• **Your task**
An identical copy of all the entries is the required result.

=== Dataset extract ===

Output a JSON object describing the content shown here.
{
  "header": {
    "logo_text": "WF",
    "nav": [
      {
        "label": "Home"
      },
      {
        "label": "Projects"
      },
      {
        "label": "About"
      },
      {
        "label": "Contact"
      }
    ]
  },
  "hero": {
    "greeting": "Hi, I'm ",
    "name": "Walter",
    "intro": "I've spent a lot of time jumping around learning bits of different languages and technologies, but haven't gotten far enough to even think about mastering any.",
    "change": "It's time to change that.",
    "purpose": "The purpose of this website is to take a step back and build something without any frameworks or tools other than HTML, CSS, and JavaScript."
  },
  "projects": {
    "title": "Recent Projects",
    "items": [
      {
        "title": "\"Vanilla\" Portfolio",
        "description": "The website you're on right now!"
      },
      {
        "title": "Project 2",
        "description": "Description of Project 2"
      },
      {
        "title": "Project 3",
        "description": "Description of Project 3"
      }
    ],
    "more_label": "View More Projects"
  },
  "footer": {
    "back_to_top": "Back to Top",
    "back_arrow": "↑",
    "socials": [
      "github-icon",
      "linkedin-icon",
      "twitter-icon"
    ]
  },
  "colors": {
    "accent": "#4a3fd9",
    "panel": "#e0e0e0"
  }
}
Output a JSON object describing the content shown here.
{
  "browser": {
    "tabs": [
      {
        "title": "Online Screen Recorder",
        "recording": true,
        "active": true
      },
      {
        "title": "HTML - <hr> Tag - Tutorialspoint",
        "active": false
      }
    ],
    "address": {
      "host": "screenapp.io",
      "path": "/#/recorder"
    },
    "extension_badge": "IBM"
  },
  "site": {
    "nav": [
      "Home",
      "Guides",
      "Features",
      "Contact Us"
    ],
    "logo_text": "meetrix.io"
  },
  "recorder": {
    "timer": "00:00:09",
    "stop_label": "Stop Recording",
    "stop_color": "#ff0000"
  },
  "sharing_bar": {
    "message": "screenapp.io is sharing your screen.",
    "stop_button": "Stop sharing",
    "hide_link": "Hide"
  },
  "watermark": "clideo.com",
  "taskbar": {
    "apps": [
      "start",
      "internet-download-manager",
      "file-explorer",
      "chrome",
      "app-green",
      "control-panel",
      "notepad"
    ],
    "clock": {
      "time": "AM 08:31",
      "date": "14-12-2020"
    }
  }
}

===

• **Expected answer**
Output a JSON object describing the content shown here.
{
  "header": {
    "logo_text": "WF",
    "nav": [
      {
        "label": "Home"
      },
      {
        "label": "Projects"
      },
      {
        "label": "About"
      },
      {
        "label": "Contact"
      }
    ]
  },
  "hero": {
    "greeting": "Hi, I'm ",
    "name": "Walter",
    "intro": "I've spent a lot of time jumping around learning bits of different languages and technologies, but haven't gotten far enough to even think about mastering any.",
    "change": "It's time to change that.",
    "purpose": "The purpose of this website is to take a step back and build something without any frameworks or tools other than HTML, CSS, and JavaScript."
  },
  "projects": {
    "title": "Recent Projects",
    "items": [
      {
        "title": "\"Vanilla\" Portfolio",
        "description": "The website you're on right now!"
      },
      {
        "title": "Project 2",
        "description": "Description of Project 2"
      },
      {
        "title": "Project 3",
        "description": "Description of Project 3"
      }
    ],
    "more_label": "View More Projects"
  },
  "footer": {
    "back_to_top": "Back to Top",
    "back_arrow": "↑",
    "socials": [
      "github-icon",
      "linkedin-icon",
      "twitter-icon"
    ]
  },
  "colors": {
    "accent": "#4a3fd9",
    "panel": "#e0e0e0"
  }
}
Output a JSON object describing the content shown here.
{
  "browser": {
    "tabs": [
      {
        "title": "Online Screen Recorder",
        "recording": true,
        "active": true
      },
      {
        "title": "HTML - <hr> Tag - Tutorialspoint",
        "active": false
      }
    ],
    "address": {
      "host": "screenapp.io",
      "path": "/#/recorder"
    },
    "extension_badge": "IBM"
  },
  "site": {
    "nav": [
      "Home",
      "Guides",
      "Features",
      "Contact Us"
    ],
    "logo_text": "meetrix.io"
  },
  "recorder": {
    "timer": "00:00:09",
    "stop_label": "Stop Recording",
    "stop_color": "#ff0000"
  },
  "sharing_bar": {
    "message": "screenapp.io is sharing your screen.",
    "stop_button": "Stop sharing",
    "hide_link": "Hide"
  },
  "watermark": "clideo.com",
  "taskbar": {
    "apps": [
      "start",
      "internet-download-manager",
      "file-explorer",
      "chrome",
      "app-green",
      "control-panel",
      "notepad"
    ],
    "clock": {
      "time": "AM 08:31",
      "date": "14-12-2020"
    }
  }
}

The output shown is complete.